[Dataset rows describing interfaces]
• • • • •
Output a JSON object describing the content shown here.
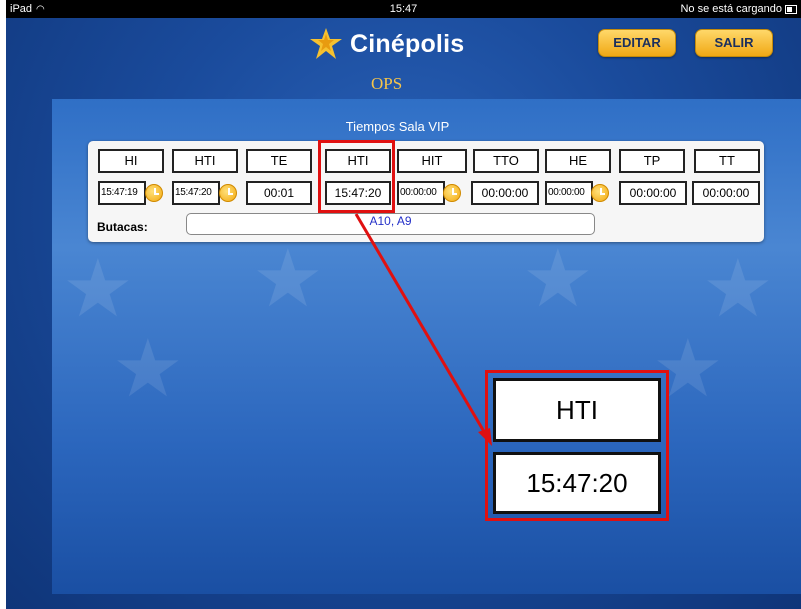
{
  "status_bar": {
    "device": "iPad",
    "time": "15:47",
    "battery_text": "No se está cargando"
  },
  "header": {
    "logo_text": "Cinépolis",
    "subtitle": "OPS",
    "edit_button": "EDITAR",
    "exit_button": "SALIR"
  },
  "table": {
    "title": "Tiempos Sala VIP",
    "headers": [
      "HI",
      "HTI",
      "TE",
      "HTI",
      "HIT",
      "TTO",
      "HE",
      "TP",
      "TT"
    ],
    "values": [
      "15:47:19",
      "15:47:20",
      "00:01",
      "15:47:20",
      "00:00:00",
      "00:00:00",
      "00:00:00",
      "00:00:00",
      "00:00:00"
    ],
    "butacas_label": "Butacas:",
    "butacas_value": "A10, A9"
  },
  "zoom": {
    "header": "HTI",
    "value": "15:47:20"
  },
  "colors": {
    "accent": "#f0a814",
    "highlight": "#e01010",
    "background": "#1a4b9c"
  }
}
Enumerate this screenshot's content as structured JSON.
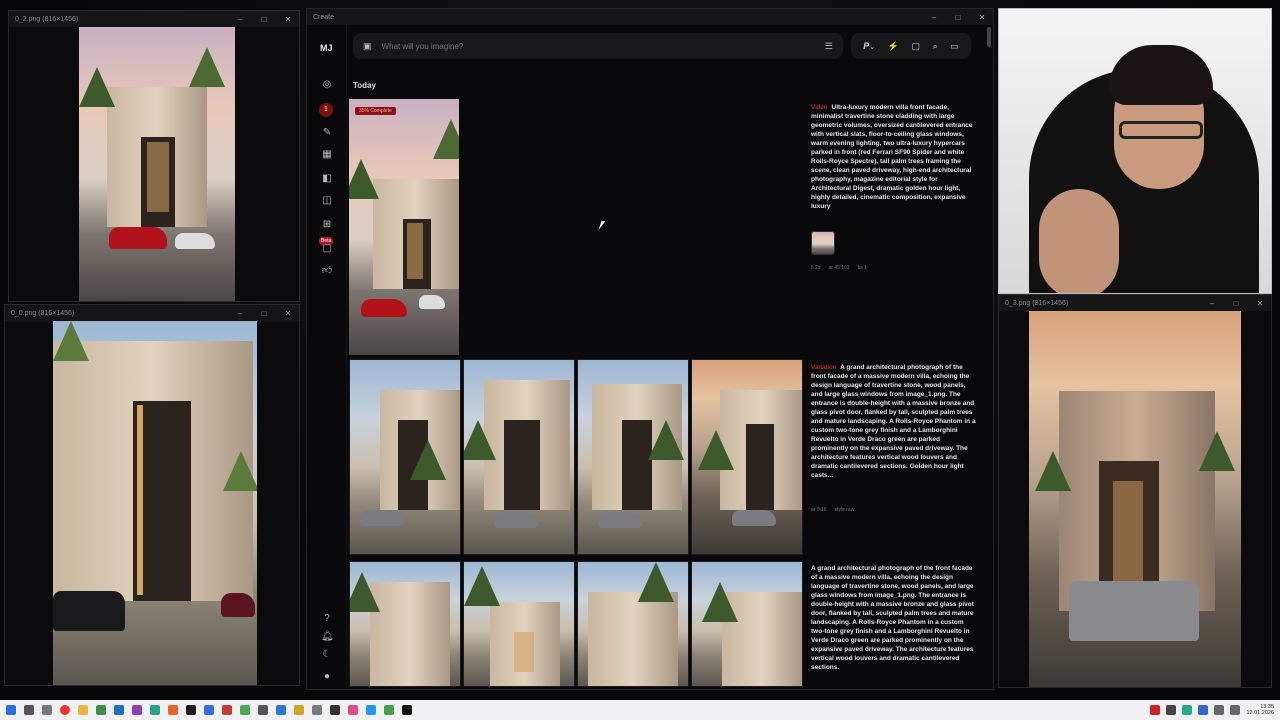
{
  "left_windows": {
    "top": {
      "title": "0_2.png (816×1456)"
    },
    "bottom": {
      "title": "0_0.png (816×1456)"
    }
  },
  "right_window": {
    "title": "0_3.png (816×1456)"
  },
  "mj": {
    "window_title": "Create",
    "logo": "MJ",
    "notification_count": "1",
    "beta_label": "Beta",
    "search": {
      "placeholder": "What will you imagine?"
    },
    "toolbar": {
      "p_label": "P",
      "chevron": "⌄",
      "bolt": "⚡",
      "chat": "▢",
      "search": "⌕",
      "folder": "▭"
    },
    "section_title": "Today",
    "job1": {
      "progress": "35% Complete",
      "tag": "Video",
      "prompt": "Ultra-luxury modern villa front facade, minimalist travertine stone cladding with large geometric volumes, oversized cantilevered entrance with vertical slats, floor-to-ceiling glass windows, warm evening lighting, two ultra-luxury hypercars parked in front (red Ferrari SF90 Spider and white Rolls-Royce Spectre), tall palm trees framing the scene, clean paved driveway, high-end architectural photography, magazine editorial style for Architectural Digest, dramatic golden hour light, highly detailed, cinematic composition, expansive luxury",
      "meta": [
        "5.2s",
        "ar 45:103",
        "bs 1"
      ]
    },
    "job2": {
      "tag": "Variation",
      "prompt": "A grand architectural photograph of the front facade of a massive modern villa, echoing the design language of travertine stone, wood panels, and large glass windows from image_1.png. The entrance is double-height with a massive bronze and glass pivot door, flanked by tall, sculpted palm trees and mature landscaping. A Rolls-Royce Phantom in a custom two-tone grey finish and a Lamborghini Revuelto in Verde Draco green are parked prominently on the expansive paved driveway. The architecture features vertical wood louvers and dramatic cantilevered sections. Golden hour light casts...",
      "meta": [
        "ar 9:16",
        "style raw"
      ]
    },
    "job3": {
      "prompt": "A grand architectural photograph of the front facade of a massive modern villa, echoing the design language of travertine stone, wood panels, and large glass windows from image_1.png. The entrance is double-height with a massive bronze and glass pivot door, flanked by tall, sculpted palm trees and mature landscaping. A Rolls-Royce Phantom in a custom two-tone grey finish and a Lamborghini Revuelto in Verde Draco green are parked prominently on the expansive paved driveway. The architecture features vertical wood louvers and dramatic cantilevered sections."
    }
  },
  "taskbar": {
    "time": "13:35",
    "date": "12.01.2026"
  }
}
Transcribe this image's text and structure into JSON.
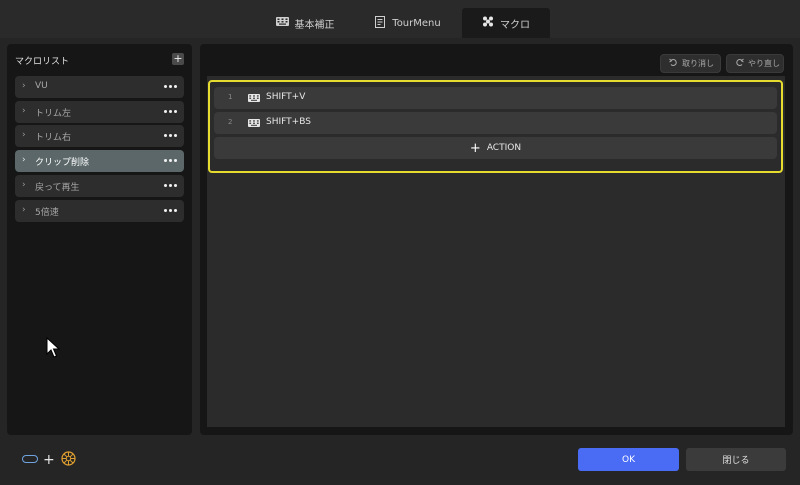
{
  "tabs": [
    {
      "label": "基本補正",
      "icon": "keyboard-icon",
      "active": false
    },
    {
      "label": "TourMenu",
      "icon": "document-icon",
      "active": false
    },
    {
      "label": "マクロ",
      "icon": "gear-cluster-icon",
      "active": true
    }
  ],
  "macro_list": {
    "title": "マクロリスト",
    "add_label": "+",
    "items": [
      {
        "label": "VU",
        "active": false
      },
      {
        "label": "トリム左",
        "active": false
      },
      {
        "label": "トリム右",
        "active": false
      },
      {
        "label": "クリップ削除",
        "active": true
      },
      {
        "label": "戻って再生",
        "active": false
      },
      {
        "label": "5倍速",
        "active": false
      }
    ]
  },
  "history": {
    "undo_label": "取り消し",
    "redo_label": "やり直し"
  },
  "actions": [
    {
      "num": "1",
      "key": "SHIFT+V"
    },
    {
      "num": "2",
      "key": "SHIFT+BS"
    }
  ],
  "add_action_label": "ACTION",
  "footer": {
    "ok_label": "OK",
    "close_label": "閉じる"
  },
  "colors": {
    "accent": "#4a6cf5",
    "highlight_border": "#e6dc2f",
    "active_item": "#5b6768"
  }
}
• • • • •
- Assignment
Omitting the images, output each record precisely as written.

- Expected answer
Output a JSON object describing the content shown here.
{
  "status_bar": {
    "device": "iPad",
    "time": "15:47",
    "battery_text": "No se está cargando"
  },
  "header": {
    "logo_text": "Cinépolis",
    "subtitle": "OPS",
    "edit_button": "EDITAR",
    "exit_button": "SALIR"
  },
  "table": {
    "title": "Tiempos Sala VIP",
    "headers": [
      "HI",
      "HTI",
      "TE",
      "HTI",
      "HIT",
      "TTO",
      "HE",
      "TP",
      "TT"
    ],
    "values": [
      "15:47:19",
      "15:47:20",
      "00:01",
      "15:47:20",
      "00:00:00",
      "00:00:00",
      "00:00:00",
      "00:00:00",
      "00:00:00"
    ],
    "butacas_label": "Butacas:",
    "butacas_value": "A10, A9"
  },
  "zoom": {
    "header": "HTI",
    "value": "15:47:20"
  },
  "colors": {
    "accent": "#f0a814",
    "highlight": "#e01010",
    "background": "#1a4b9c"
  }
}
Enumerate this screenshot's content as structured JSON.
{
  "left_windows": {
    "top": {
      "title": "0_2.png (816×1456)"
    },
    "bottom": {
      "title": "0_0.png (816×1456)"
    }
  },
  "right_window": {
    "title": "0_3.png (816×1456)"
  },
  "mj": {
    "window_title": "Create",
    "logo": "MJ",
    "notification_count": "1",
    "beta_label": "Beta",
    "search": {
      "placeholder": "What will you imagine?"
    },
    "toolbar": {
      "p_label": "P",
      "chevron": "⌄",
      "bolt": "⚡",
      "chat": "▢",
      "search": "⌕",
      "folder": "▭"
    },
    "section_title": "Today",
    "job1": {
      "progress": "35% Complete",
      "tag": "Video",
      "prompt": "Ultra-luxury modern villa front facade, minimalist travertine stone cladding with large geometric volumes, oversized cantilevered entrance with vertical slats, floor-to-ceiling glass windows, warm evening lighting, two ultra-luxury hypercars parked in front (red Ferrari SF90 Spider and white Rolls-Royce Spectre), tall palm trees framing the scene, clean paved driveway, high-end architectural photography, magazine editorial style for Architectural Digest, dramatic golden hour light, highly detailed, cinematic composition, expansive luxury",
      "meta": [
        "5.2s",
        "ar 45:103",
        "bs 1"
      ]
    },
    "job2": {
      "tag": "Variation",
      "prompt": "A grand architectural photograph of the front facade of a massive modern villa, echoing the design language of travertine stone, wood panels, and large glass windows from image_1.png. The entrance is double-height with a massive bronze and glass pivot door, flanked by tall, sculpted palm trees and mature landscaping. A Rolls-Royce Phantom in a custom two-tone grey finish and a Lamborghini Revuelto in Verde Draco green are parked prominently on the expansive paved driveway. The architecture features vertical wood louvers and dramatic cantilevered sections. Golden hour light casts...",
      "meta": [
        "ar 9:16",
        "style raw"
      ]
    },
    "job3": {
      "prompt": "A grand architectural photograph of the front facade of a massive modern villa, echoing the design language of travertine stone, wood panels, and large glass windows from image_1.png. The entrance is double-height with a massive bronze and glass pivot door, flanked by tall, sculpted palm trees and mature landscaping. A Rolls-Royce Phantom in a custom two-tone grey finish and a Lamborghini Revuelto in Verde Draco green are parked prominently on the expansive paved driveway. The architecture features vertical wood louvers and dramatic cantilevered sections."
    }
  },
  "taskbar": {
    "time": "13:35",
    "date": "12.01.2026"
  }
}
Transcribe this image's text and structure into JSON.
{
  "tabs": [
    {
      "label": "基本補正",
      "icon": "keyboard-icon",
      "active": false
    },
    {
      "label": "TourMenu",
      "icon": "document-icon",
      "active": false
    },
    {
      "label": "マクロ",
      "icon": "gear-cluster-icon",
      "active": true
    }
  ],
  "macro_list": {
    "title": "マクロリスト",
    "add_label": "+",
    "items": [
      {
        "label": "VU",
        "active": false
      },
      {
        "label": "トリム左",
        "active": false
      },
      {
        "label": "トリム右",
        "active": false
      },
      {
        "label": "クリップ削除",
        "active": true
      },
      {
        "label": "戻って再生",
        "active": false
      },
      {
        "label": "5倍速",
        "active": false
      }
    ]
  },
  "history": {
    "undo_label": "取り消し",
    "redo_label": "やり直し"
  },
  "actions": [
    {
      "num": "1",
      "key": "SHIFT+V"
    },
    {
      "num": "2",
      "key": "SHIFT+BS"
    }
  ],
  "add_action_label": "ACTION",
  "footer": {
    "ok_label": "OK",
    "close_label": "閉じる"
  },
  "colors": {
    "accent": "#4a6cf5",
    "highlight_border": "#e6dc2f",
    "active_item": "#5b6768"
  }
}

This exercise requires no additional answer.